- AIM OF THE TASK
Pull every line of the entries that has the word "برگزاری".

- Items from a dataset

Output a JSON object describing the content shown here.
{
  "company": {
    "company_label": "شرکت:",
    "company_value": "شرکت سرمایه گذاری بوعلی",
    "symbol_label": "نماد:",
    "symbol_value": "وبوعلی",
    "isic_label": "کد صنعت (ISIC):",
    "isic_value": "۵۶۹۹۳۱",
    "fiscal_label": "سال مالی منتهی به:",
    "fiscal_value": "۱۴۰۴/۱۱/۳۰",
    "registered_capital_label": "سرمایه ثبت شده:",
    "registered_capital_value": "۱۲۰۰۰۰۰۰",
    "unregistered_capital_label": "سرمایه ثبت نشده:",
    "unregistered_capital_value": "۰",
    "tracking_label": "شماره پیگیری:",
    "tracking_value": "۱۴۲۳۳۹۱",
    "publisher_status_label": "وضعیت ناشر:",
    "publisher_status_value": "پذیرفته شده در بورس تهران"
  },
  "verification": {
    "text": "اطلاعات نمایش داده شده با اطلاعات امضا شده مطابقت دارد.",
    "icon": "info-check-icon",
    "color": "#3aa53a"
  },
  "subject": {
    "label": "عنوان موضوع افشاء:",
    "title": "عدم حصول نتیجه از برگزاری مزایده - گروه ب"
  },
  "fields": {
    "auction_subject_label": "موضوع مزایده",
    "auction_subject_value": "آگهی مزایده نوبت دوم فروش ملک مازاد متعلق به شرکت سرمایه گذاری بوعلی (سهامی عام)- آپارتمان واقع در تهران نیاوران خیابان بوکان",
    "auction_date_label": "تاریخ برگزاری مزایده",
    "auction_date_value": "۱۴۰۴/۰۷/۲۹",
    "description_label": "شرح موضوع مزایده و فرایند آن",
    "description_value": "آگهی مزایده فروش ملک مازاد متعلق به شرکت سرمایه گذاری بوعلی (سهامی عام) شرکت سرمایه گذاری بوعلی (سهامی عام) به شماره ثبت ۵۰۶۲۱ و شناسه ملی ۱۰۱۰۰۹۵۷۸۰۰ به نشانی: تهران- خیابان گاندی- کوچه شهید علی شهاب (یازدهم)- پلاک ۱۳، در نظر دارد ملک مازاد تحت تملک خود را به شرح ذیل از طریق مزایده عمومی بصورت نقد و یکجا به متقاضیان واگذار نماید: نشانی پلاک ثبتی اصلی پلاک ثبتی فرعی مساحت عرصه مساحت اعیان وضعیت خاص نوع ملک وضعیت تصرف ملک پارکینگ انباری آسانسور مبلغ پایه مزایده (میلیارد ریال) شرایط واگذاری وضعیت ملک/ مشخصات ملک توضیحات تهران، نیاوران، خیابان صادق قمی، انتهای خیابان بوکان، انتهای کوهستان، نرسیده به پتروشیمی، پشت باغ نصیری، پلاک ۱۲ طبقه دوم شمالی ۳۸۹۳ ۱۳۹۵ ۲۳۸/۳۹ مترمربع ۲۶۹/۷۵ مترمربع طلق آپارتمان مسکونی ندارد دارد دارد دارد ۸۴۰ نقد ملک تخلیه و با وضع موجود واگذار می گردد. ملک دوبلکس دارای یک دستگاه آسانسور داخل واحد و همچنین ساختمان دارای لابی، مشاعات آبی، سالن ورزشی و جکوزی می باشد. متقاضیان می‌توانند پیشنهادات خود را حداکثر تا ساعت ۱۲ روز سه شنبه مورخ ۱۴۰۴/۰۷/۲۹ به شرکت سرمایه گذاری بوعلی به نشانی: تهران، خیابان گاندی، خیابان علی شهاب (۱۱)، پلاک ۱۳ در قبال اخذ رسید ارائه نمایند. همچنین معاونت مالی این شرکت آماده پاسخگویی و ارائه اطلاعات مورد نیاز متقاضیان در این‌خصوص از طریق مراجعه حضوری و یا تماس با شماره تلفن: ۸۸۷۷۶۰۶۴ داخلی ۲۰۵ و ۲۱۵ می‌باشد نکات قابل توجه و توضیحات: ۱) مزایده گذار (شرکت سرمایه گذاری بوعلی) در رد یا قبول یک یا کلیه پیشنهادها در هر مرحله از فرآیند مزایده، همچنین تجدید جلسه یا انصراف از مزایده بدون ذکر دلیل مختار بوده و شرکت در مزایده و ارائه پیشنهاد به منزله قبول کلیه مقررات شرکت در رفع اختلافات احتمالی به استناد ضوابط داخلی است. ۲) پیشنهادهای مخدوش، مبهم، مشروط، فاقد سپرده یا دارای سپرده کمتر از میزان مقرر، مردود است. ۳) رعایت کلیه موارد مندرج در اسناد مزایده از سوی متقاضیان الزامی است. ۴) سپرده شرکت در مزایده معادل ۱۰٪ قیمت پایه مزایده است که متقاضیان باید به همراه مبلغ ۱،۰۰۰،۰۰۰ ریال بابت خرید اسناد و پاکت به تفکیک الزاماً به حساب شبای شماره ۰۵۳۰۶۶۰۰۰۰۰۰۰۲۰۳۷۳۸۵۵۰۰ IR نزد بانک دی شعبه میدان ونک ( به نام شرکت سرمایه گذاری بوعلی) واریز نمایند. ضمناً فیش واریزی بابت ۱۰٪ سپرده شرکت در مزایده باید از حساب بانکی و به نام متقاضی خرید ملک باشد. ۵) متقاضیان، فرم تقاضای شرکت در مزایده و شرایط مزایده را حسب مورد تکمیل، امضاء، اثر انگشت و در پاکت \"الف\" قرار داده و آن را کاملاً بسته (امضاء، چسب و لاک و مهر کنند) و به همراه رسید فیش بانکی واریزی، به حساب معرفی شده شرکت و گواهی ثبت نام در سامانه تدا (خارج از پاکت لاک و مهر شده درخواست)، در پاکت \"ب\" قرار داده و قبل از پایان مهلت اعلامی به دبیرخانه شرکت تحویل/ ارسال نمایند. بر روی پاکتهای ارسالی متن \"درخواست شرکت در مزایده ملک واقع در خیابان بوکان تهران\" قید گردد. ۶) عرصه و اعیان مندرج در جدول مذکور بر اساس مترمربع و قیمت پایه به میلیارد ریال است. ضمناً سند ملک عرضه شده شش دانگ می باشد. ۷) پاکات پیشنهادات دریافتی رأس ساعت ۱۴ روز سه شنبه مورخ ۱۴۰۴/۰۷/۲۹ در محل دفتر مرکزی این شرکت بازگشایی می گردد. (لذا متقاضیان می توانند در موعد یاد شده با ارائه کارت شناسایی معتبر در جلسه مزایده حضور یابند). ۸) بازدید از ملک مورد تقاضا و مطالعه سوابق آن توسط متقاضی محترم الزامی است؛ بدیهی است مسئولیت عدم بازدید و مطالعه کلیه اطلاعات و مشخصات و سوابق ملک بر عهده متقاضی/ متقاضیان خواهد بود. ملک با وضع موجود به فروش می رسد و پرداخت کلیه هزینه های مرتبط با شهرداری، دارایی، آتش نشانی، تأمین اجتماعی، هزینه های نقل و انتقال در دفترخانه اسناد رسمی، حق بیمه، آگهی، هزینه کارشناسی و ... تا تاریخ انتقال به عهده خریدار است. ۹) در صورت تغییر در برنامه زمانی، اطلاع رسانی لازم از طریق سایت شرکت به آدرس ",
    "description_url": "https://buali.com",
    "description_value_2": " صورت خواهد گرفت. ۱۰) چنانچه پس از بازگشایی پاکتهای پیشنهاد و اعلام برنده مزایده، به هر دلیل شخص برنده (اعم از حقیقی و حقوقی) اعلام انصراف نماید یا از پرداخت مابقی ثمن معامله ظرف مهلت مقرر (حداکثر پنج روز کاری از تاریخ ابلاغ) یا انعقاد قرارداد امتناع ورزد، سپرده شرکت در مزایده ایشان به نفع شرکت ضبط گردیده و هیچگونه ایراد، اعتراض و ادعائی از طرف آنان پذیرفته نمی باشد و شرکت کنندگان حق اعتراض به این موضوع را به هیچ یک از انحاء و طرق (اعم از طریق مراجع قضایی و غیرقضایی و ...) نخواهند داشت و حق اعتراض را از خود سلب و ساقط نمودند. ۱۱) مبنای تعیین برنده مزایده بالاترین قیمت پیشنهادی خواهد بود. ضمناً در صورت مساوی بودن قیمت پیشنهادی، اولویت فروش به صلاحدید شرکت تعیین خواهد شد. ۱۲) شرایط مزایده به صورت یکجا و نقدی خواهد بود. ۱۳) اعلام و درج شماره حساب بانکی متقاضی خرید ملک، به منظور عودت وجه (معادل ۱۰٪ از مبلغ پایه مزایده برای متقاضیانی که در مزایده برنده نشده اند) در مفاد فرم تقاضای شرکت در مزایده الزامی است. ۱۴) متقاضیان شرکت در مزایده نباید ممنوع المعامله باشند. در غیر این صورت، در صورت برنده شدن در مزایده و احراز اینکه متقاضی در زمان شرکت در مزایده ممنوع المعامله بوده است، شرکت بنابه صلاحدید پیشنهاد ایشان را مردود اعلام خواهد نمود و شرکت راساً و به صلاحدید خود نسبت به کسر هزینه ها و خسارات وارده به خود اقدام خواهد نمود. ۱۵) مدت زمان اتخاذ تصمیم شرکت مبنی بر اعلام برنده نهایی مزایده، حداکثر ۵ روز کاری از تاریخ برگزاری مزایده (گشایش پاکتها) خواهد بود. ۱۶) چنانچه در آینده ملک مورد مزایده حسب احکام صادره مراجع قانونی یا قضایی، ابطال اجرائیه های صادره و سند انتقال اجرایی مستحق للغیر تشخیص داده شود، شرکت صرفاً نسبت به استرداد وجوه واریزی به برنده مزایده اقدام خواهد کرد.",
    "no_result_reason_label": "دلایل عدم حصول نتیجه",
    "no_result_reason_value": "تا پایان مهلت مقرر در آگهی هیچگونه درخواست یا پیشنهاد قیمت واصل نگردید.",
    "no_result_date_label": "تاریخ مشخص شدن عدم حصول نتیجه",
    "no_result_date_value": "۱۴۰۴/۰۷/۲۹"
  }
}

- TASK RESULT
    "title": "عدم حصول نتیجه از برگزاری مزایده - گروه ب"
    "auction_date_label": "تاریخ برگزاری مزایده",
    "description_value_2": " صورت خواهد گرفت. ۱۰) چنانچه پس از بازگشایی پاکتهای پیشنهاد و اعلام برنده مزایده، به هر دلیل شخص برنده (اعم از حقیقی و حقوقی) اعلام انصراف نماید یا از پرداخت مابقی ثمن معامله ظرف مهلت مقرر (حداکثر پنج روز کاری از تاریخ ابلاغ) یا انعقاد قرارداد امتناع ورزد، سپرده شرکت در مزایده ایشان به نفع شرکت ضبط گردیده و هیچگونه ایراد، اعتراض و ادعائی از طرف آنان پذیرفته نمی باشد و شرکت کنندگان حق اعتراض به این موضوع را به هیچ یک از انحاء و طرق (اعم از طریق مراجع قضایی و غیرقضایی و ...) نخواهند داشت و حق اعتراض را از خود سلب و ساقط نمودند. ۱۱) مبنای تعیین برنده مزایده بالاترین قیمت پیشنهادی خواهد بود. ضمناً در صورت مساوی بودن قیمت پیشنهادی، اولویت فروش به صلاحدید شرکت تعیین خواهد شد. ۱۲) شرایط مزایده به صورت یکجا و نقدی خواهد بود. ۱۳) اعلام و درج شماره حساب بانکی متقاضی خرید ملک، به منظور عودت وجه (معادل ۱۰٪ از مبلغ پایه مزایده برای متقاضیانی که در مزایده برنده نشده اند) در مفاد فرم تقاضای شرکت در مزایده الزامی است. ۱۴) متقاضیان شرکت در مزایده نباید ممنوع المعامله باشند. در غیر این صورت، در صورت برنده شدن در مزایده و احراز اینکه متقاضی در زمان شرکت در مزایده ممنوع المعامله بوده است، شرکت بنابه صلاحدید پیشنهاد ایشان را مردود اعلام خواهد نمود و شرکت راساً و به صلاحدید خود نسبت به کسر هزینه ها و خسارات وارده به خود اقدام خواهد نمود. ۱۵) مدت زمان اتخاذ تصمیم شرکت مبنی بر اعلام برنده نهایی مزایده، حداکثر ۵ روز کاری از تاریخ برگزاری مزایده (گشایش پاکتها) خواهد بود. ۱۶) چنانچه در آینده ملک مورد مزایده حسب احکام صادره مراجع قانونی یا قضایی، ابطال اجرائیه های صادره و سند انتقال اجرایی مستحق للغیر تشخیص داده شود، شرکت صرفاً نسبت به استرداد وجوه واریزی به برنده مزایده اقدام خواهد کرد.",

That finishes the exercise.